the Roma dirigible over Norfolk in 1921
Source: Picryl, Italian Airship "Roma" Over Norfolk Virginia
The Air Service became a separate military organization in World War I, no longer part of the Signal Corps. While stationed in Europe during World War I, the Air Service flew balloons but had no dirigibles. That changed soon after the war ended.
In 1919, Langley Field was the home of the United States Army School of Aerial Photographic Reconnaissance. The Air Service stationed two blimps manufactured in America, plus one from England and one from France, there.1
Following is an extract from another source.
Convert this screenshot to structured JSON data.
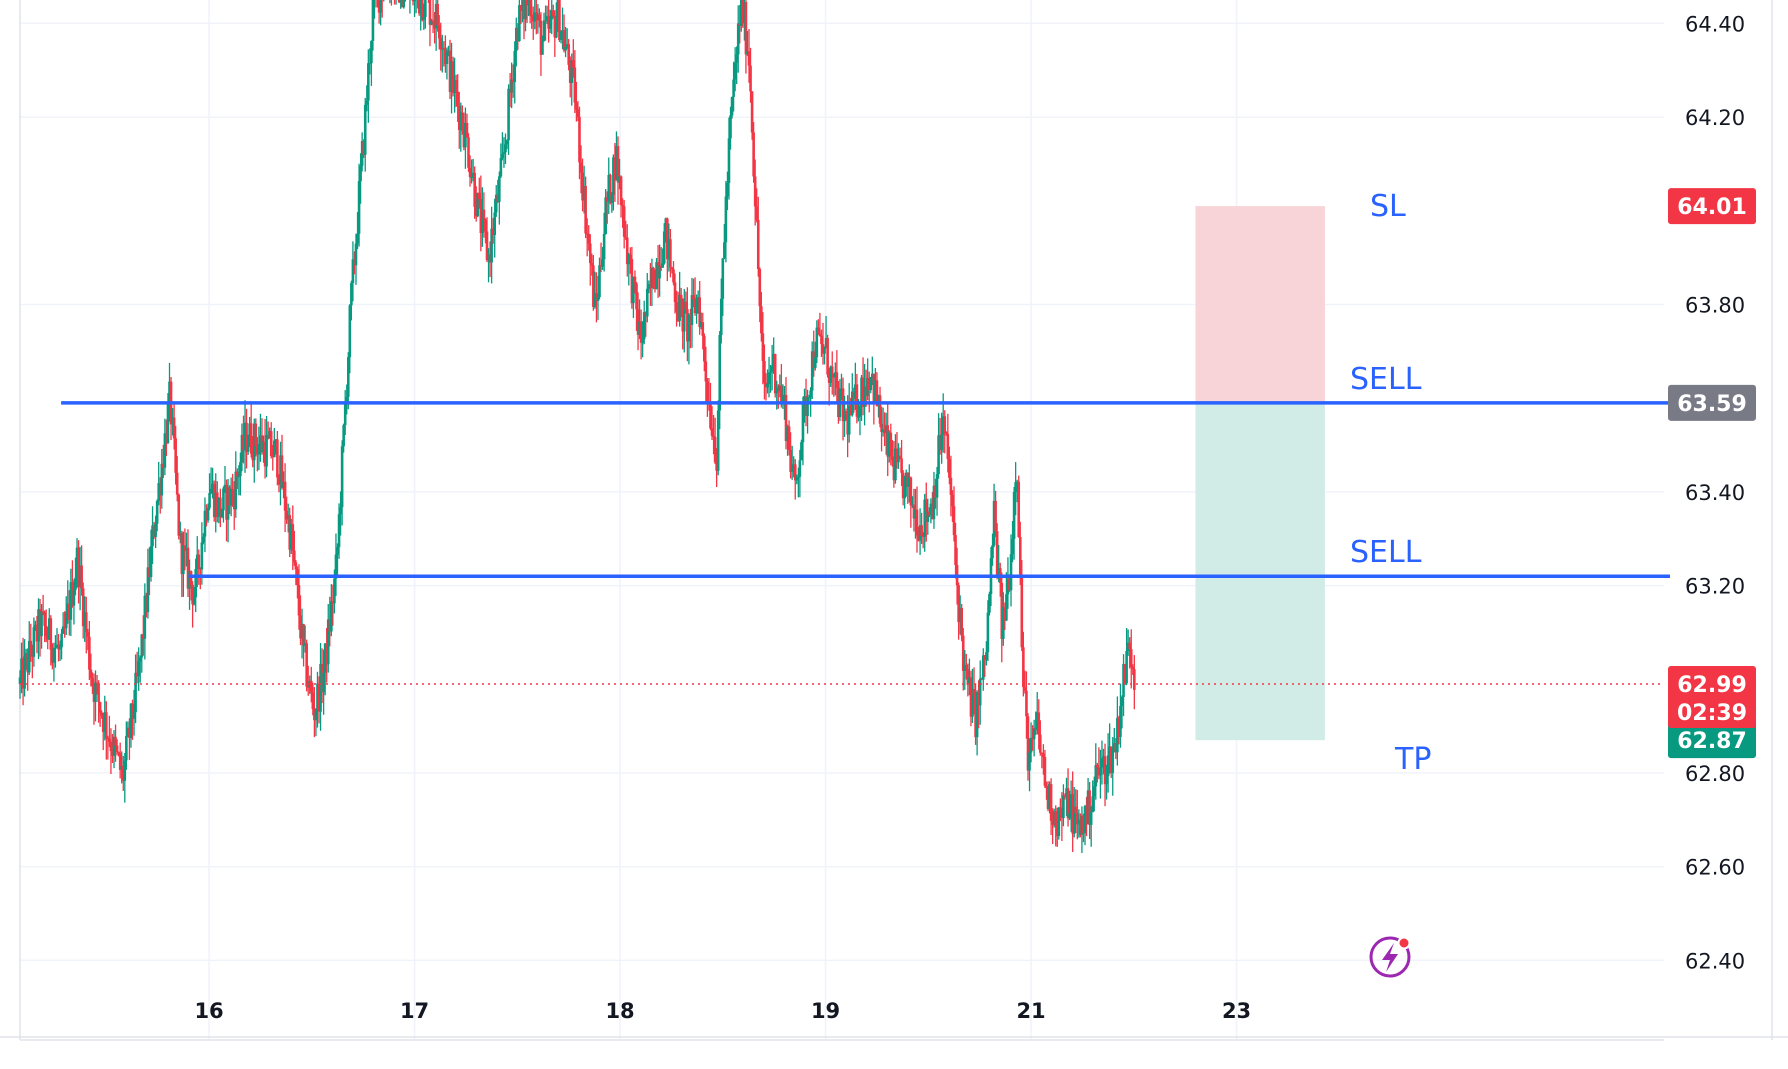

In 1920, Brigadier General William Mitchell used a blimp originally manufactured in France in an exercise to evaluate the role of aircraft in coastal defense. The Zodiac blimp was used to identify ships approaching the entrance to the Chesapeake Bay, after which aircraft were dispatched to attack the ships. Later, Mitchell became famous for his demonstrations of how aircraft could sink warships.2
the Zodiac blimp was used in a coastal defense exercise based at Langley Field to demonstrate how aircraft could intercept a hostile navy
Source: Library of Congress, Zodiac
The US Army had purchased the largest semi-rigid dirigible in the world, the Roma, from the Italian government in 1921. The military had planned to purchase the ZR-2 dirigible in England, but that airship had crashed six months earlier.
Though the Roma was designed to fly across the Atlantic Ocean, it was still an experimental craft to the US military. It was packed on a ship for the crossing to Langley Field, now Joint Base Langley-Eustis.
The military quickly determined that new engines were required to power the Roma. The test flight on February 21, 1922 to evaluate the engines was intended to go from Langley Field to Naval Air Station Norfolk. Instead, it ended in disaster when hydrogen leaked and then the box rudder became dislodged.
the Roma dirigible crashed and burned after its box rudder came loose
Source: Picryl, Roma Airship
The crew stopped the motors as the Roma tilted down. When it touched an 2,200 volt electricity wire strung above the ground, the hydrogen exploded and 34 of the 45 passengers were killed. Future dirigibles were tested, but only using helium instead of hydrogen.3
the Roma lost control, hit electricity wires, and burned
Source: Norfolk Public Library (via Wikipedia), Virginia Pilot and Virginia Chronicle, News Leader (February 22, 1922)
The US Navy ended Lighter-Than-Air (LTA) operations in 1962, but restarted in 2011 with one experimental airship to test Command, Control, Communications, Computers, Intelligence, Surveillance and Reconnaissance (C4ISR) concepts. In 2013 the US Navy used that one manned blimp, the MZ-3A, to test avionics systems over Northern Virginia:4
the US Navy briefly operated a blimp between 2011-2014, with one flight over Northern Virginia
Source: US Department of Defense, 130403-N-IC228-012
The US Navy cancelled the MZ-3A program in 2014 and sold the blimp in 2017. The Department of Defense has no blimps with humans aboard now.5
Modern blimps carry human pilots and passengers are used for advertising, with the Goodyear blimp being the most famous. No blimps are based in Virginia now. The Goodyear blimp occasionally flies across the state, but its bases are in Ohio, California, and Florida.6
the Goodyear blimp has bases in Ohio, California, and Florida
Source: Goodyear, Visit an Airship Base